|dc.description.abstract||Although schools and industrial organisations have historically been, and in some cases still are, considered completely different entities, there is nevertheless an increasing awareness that similarities also exist. It can be a determining factor for the roles and competencies of school principals as leaders if indeed there is truth in the conception that schools ought to be led and managed as businesses (industrial organisations, companies).

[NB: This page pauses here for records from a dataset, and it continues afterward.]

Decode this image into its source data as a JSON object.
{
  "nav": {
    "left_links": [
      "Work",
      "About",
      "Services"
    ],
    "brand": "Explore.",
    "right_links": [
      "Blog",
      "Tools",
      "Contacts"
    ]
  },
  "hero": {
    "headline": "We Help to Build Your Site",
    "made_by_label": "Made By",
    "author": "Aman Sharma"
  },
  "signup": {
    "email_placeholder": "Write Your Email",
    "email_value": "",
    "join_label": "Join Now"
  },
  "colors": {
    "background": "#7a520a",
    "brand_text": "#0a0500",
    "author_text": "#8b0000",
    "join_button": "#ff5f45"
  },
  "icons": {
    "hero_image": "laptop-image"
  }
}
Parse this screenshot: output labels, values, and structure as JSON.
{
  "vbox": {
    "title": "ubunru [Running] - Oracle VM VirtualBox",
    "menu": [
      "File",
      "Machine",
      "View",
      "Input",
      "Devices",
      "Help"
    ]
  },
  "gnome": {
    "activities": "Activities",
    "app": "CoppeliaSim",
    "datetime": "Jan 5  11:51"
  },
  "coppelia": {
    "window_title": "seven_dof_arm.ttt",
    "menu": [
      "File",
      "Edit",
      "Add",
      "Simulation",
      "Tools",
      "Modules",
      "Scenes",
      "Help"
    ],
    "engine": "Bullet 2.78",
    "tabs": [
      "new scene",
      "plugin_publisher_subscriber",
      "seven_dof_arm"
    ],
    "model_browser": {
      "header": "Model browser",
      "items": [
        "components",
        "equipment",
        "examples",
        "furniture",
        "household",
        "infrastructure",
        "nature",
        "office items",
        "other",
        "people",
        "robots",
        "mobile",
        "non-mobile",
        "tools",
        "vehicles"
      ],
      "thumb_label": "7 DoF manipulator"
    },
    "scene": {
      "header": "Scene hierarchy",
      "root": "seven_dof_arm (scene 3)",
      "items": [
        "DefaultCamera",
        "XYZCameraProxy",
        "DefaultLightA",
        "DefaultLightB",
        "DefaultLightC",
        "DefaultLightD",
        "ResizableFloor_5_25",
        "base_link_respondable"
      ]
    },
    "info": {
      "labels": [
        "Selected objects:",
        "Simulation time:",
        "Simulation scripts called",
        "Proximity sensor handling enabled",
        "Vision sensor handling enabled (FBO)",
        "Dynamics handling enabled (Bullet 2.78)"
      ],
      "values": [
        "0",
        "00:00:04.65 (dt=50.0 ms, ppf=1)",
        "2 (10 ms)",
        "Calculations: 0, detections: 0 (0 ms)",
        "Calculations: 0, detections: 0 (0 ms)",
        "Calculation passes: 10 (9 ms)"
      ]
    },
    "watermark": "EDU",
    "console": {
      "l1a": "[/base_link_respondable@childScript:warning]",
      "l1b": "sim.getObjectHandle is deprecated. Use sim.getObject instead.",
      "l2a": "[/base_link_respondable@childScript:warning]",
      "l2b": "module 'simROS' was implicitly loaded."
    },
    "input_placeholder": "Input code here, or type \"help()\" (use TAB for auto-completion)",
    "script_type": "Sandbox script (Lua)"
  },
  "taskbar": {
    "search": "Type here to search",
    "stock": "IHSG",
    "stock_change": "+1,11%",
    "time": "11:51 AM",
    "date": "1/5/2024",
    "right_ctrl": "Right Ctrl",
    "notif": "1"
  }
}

The aim of this study was to determine which comparisons (similarities and differences) can indeed be drawn between the environments in which school principals as leaders of education on the one hand and leaders of industrial organisations on the other operate. For this purpose the nature of a school and that of an industrial organisation were investigated. Furthermore, it was attempted to draw a comparison between the roles and competencies of leaders in both environments with the expectation that the roles which successful leaders fulfil in the industrial organisation and the competencies they should have at their command, can provide important guidelines for nurturing more efficient and more successful leaders in schools. In order to reach the afore-mentioned goal, a literature study was done on the nature of an industrial organisation and of a school and on the roles and competencies of leaders of organisations and leaders of education. Subsequently, as second objective, a quantitative investigation was undertaken, based on a questionnaire which was forwarded to school principals in the Gauteng Province. A representative sample of 400 school principals from all schools in the province was drawn for this purpose and the responses were statistically analysed with a view to establish which of the roles and competencies indicated by the literature study are indeed considered important and which of these roles and competencies are prominent among school principals. The first research objective was to determine the roles and competencies of managerial leaders, and it was found that they must have command over visionary thinking, be capable of planning strategically, be motivators and change agents, be able to communicate well and be capable of working with people, be able to manage and be adaptable themselves, be able to lead, be able to empower people and to evaluate them. Subsequently common orientations for industrial leaders and leaders of education were determined. Here, dealing with personnel was very evident, especially with regard to staff development., sound relationships with members of staff, acknowledgement of staff performances, teamwork, the integrity of the leader, as experienced by the staff, the climate within and culture of the organisation, how energetic the leader is and his/her abilities to organise, and to which extent standards are maintained. The information obtained by the research led to reaching the third objective, namely designing a model for improving the efficiency of the leader of education regarding his/her roles and competencies. The model recommends intervention from the part of the Department of Education as well as ways in which the school principal him/herself takes responsibility for improving the efficiency of school principals.||